I recall hearing, more than once, that only trained professionals can safely handle firearms. I recall from the same sources, that having armed civilians about during a public shooting, instead of the police only, would lead to innocent bystanders getting shot. I do not specifically recall NYPD Commissioner Ray Kelly being one of those sources; though, I think that he would agree with their sentiments. And now we read that Commissioner Kelly has said that NYPD gunfire in the Empire State Building shooting wounded all nine bystanders. Or put another way, nine innocent bystanders got shot by trained professionals.
Now don’t get me wrong; I’m not saying that the two officers involved didn’t act in a completely appropriate, professional, and competent manner. They were suddenly thrust into a very dangerous situation with only two options: engage the suspect, despite the crowds of people around them and the risk of injuries in the crowd, or do nothing, and risk having the suspect begin deliberately shooting into the crowd. Shooting with crowds of people around, obviously, risks hitting bystanders either with rounds that miss and strike the victim, rounds that miss, strike something else, and then wound the victim with fragments, or with rounds or fragments that pass through the intended target. Doing nothing, on the other hand, could lead to the officers getting shot thus leaving the perpetrator in command of the scene. They chose the less awful course of action and stopped the suspect.
Now how does this relate to armed civilians in a similar situation? The argument that only trained professionals can safely handle firearms stems from the belief that only trained professionals can safely fire into a crowd and hit the perpetrator and only the perpetrator. When you see that argument in print, it looks patently ridiculous, doesn’t it? It’s an absurd point of view. Those who hold it hope desperately that you won’t look too closely at it because what follows is an equally silly belief; that you are safer waiting for the police to arrive than if someone around you opened fire on the suspect. The equivalent argument would be that the officers at the Empire State Building should have waited for a SWAT team to arrive. But as we’ve seen in places like Norway, Wisconsin, or Aurora, leaving an armed suspect in control of a scene, even for a few minutes, only leads to more dead and injured innocents. An armed response, any armed response, is better than no response at all.

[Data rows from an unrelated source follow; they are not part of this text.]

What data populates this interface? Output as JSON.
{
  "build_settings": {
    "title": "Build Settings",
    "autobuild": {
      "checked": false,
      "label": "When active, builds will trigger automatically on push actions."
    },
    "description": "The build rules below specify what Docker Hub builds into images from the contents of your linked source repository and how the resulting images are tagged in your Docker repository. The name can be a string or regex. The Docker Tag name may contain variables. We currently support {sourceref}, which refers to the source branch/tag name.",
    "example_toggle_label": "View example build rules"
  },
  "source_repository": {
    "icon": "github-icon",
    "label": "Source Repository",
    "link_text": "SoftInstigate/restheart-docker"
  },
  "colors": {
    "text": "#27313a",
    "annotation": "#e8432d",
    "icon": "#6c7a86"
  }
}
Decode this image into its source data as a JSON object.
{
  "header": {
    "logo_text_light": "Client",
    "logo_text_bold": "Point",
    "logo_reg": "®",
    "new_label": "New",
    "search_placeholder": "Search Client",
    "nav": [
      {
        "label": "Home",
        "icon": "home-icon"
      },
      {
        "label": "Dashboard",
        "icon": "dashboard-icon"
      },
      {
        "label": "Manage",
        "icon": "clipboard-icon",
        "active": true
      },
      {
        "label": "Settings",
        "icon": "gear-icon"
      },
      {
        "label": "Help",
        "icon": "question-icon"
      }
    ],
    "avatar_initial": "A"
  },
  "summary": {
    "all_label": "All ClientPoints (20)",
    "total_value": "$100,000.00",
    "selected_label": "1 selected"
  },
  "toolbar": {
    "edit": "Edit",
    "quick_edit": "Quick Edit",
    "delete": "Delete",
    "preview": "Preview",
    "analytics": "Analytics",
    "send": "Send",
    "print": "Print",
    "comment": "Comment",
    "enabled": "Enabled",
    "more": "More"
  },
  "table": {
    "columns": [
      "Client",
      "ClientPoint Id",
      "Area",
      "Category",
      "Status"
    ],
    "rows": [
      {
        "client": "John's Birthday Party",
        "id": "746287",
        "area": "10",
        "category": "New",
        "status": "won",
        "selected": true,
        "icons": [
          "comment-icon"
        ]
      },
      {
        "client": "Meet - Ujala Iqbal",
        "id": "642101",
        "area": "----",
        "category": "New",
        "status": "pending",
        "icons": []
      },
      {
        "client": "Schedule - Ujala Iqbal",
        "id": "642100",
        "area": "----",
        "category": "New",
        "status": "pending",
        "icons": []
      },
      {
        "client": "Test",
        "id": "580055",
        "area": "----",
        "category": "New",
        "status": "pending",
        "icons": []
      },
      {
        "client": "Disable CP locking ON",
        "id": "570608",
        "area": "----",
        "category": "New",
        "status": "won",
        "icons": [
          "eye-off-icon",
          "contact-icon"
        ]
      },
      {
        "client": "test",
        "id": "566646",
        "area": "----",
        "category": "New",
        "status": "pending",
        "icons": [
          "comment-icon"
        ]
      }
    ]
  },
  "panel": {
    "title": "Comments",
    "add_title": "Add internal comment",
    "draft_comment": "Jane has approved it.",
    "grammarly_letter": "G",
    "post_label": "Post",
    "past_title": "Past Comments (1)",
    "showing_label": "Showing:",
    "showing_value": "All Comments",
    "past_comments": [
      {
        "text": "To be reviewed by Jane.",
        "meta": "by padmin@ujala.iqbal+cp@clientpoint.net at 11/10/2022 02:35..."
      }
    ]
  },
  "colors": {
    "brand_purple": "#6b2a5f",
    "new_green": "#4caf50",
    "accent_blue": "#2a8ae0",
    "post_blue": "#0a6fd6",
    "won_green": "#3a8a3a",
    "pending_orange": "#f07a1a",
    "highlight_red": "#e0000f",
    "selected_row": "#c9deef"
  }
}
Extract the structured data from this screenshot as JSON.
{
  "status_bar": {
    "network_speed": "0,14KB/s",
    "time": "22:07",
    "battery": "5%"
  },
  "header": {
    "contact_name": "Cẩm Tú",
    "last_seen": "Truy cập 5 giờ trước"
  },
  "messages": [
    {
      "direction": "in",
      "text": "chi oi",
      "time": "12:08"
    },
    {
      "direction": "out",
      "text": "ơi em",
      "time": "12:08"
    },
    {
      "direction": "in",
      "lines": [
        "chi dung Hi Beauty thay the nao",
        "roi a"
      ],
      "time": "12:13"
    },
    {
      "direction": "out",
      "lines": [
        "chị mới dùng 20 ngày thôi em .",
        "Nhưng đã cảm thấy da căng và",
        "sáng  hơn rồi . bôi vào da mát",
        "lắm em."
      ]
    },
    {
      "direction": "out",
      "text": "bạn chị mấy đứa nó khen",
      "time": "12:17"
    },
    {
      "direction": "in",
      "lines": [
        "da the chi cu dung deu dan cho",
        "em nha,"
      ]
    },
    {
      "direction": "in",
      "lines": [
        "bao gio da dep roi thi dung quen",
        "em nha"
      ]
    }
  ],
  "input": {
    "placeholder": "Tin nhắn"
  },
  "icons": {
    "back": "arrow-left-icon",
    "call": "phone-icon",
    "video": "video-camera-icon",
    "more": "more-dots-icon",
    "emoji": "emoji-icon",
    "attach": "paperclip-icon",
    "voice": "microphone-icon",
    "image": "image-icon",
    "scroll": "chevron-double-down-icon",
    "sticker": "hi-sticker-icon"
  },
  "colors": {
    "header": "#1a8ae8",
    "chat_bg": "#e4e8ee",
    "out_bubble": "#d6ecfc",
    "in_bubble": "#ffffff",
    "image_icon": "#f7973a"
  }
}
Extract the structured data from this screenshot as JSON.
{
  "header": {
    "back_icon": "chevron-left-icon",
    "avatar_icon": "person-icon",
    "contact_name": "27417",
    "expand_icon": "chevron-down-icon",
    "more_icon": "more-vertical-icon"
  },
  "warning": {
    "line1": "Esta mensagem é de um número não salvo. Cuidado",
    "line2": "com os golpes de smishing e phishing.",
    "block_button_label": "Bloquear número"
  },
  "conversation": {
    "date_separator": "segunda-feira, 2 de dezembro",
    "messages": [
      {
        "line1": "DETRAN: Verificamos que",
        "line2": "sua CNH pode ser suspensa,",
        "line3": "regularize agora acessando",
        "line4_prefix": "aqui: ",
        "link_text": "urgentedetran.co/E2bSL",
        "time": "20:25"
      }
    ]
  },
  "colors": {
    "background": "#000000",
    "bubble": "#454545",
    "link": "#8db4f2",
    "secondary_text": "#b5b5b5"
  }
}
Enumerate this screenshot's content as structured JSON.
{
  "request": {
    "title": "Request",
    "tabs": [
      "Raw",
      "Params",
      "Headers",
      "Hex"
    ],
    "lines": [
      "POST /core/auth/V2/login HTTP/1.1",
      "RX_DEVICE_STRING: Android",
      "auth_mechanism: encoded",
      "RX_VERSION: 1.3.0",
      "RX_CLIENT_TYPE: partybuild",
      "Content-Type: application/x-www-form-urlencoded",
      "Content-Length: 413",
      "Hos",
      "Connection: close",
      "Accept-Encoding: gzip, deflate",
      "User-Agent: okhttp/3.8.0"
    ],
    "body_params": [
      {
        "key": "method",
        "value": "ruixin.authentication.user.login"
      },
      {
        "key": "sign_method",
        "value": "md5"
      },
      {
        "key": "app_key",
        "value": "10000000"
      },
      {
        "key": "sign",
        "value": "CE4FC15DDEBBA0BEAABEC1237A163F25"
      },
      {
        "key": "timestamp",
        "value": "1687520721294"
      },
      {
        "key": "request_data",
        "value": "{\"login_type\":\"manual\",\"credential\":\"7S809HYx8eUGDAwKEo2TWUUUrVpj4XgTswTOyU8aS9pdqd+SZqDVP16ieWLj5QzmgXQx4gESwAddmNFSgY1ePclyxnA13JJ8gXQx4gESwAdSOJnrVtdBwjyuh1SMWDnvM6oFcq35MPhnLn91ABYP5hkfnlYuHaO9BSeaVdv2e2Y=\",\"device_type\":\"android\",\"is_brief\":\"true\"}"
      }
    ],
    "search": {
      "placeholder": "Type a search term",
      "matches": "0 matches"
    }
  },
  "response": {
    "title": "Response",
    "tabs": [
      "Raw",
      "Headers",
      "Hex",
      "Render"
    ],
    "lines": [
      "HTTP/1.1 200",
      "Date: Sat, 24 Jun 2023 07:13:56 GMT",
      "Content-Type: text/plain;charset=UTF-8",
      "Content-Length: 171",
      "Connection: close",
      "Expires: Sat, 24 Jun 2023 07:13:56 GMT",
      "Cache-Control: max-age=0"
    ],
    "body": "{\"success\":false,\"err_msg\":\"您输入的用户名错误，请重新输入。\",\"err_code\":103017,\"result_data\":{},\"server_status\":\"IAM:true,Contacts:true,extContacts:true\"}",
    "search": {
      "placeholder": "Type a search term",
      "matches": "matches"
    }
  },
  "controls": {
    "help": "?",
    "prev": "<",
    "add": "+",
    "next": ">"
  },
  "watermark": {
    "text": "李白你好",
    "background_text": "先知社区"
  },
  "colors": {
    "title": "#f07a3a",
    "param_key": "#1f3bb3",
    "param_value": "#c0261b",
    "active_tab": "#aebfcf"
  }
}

This isn’t mere speculation from some gun nut. Economists John Lott and William Landes studied the effect of concealed weapons laws on multiple victim shootings. Their study concluded that allowing citizens to carry concealed weapons decreases the number and severity of these attacks. But, you might argue, wouldn’t stricter gun laws make the US a more peaceful place like Europe? In fact, John Lott found that Europe experiences more and worse attacks of this sort.
Concealed carry has a dual effect in mass public shootings. One is obvious: The bad guy gets shot. The other is more subtle: disappointment. The shooter usually wishes to go out in a blaze of glory. He intends to revenge himself upon a world that has wronged him. But the last thing he wants is to see his opus interrupted by some yutz with a gun. That would be the world’s final insult to the shooter. This deters the shooter in the first place. Thus having armed citizens about, not just easily identifiable “trained professionals”, makes the public square a safer place.